GIVEN INFORMATION »
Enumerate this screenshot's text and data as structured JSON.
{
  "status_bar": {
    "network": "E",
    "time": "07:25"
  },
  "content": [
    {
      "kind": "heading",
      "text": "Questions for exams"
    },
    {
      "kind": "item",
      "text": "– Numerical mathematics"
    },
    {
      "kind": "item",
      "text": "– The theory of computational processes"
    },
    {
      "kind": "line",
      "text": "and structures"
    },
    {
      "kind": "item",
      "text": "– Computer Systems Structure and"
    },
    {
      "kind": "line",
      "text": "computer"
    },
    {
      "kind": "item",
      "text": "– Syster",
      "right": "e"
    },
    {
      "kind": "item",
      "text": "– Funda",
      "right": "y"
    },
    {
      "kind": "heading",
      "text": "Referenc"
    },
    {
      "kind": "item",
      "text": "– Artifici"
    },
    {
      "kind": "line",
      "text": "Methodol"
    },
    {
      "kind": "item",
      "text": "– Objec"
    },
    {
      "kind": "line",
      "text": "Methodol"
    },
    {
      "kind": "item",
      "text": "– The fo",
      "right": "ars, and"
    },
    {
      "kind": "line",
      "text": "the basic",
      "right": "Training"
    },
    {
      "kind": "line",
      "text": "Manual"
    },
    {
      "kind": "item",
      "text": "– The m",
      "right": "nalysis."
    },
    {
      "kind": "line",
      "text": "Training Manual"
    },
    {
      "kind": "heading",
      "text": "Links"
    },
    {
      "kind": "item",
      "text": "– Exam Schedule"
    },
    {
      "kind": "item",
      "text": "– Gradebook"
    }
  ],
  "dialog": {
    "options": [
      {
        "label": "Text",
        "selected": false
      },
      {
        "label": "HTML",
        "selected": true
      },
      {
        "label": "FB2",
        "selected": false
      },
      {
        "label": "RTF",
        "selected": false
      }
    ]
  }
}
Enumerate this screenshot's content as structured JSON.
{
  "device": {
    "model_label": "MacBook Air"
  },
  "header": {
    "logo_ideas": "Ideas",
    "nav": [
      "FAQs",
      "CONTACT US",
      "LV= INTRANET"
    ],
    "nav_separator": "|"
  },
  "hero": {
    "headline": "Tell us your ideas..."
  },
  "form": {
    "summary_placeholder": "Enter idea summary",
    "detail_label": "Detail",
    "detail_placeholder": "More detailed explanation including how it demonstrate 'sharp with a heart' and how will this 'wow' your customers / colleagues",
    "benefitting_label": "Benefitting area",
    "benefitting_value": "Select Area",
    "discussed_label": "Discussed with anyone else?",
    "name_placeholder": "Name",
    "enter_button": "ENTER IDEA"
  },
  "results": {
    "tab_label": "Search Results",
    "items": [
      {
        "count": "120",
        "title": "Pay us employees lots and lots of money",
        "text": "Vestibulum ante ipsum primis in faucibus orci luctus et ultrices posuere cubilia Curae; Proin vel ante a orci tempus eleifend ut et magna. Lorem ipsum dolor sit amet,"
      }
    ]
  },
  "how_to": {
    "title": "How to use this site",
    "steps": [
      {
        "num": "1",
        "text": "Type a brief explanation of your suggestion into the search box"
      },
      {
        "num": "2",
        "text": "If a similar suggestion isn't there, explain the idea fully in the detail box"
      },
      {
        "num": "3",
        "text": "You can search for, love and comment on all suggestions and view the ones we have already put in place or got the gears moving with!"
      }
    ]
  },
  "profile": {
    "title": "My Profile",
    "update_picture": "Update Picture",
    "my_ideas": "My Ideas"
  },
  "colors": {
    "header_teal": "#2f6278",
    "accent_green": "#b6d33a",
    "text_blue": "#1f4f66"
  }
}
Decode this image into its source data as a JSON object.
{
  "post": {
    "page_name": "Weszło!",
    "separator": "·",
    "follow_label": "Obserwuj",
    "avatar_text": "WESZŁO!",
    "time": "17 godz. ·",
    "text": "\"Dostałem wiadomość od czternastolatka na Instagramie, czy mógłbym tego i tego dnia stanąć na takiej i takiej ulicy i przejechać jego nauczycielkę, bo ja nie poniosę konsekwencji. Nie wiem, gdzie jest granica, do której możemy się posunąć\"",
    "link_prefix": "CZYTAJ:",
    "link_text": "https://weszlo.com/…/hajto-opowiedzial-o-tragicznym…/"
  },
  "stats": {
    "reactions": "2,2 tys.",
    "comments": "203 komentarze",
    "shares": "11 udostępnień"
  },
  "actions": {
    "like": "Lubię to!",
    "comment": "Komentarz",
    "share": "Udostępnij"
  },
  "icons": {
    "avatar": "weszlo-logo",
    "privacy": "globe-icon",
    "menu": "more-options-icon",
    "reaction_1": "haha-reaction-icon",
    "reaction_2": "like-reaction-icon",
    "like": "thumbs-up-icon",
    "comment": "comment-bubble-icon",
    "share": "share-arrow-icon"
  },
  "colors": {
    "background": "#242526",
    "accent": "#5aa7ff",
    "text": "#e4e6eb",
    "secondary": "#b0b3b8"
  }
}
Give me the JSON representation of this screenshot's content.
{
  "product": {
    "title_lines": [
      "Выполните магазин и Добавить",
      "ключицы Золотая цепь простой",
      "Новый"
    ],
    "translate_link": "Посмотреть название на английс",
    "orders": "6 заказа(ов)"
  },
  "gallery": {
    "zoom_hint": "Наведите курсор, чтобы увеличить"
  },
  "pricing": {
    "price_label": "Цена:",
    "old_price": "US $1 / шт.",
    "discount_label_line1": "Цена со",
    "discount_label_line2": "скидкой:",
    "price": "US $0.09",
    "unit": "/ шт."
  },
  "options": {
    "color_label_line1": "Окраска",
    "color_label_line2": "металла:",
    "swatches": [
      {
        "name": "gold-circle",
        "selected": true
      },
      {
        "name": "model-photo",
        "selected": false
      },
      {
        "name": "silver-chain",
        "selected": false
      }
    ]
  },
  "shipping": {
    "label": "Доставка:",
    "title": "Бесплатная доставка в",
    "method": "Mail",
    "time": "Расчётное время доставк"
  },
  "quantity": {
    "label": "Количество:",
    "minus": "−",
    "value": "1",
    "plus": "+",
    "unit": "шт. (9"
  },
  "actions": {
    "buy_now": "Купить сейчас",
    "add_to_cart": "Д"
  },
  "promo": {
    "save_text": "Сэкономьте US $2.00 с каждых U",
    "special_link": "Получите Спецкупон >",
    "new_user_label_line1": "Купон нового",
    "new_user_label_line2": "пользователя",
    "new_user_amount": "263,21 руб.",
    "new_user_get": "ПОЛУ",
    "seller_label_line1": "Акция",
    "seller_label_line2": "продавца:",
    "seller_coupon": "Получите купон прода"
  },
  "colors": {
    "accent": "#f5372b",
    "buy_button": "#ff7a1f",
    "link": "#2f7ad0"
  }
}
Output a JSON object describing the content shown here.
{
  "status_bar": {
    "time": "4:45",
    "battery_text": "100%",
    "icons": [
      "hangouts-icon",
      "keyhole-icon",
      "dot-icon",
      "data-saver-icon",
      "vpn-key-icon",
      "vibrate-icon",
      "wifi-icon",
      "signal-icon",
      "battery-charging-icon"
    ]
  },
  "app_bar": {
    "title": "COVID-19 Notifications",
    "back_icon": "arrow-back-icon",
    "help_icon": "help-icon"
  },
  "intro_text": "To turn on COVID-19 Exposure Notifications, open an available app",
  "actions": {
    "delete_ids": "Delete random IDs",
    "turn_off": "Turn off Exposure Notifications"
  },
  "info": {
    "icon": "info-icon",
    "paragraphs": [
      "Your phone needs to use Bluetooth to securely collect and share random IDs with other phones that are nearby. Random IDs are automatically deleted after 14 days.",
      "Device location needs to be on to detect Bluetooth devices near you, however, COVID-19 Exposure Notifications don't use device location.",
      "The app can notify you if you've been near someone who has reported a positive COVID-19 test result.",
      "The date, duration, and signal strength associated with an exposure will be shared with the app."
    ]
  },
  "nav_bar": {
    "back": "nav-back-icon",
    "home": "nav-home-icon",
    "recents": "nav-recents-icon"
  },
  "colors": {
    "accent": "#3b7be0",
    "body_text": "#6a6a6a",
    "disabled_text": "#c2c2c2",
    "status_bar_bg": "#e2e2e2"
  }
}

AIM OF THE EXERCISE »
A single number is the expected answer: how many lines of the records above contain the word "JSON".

RESULT OF THE EXERCISE »
5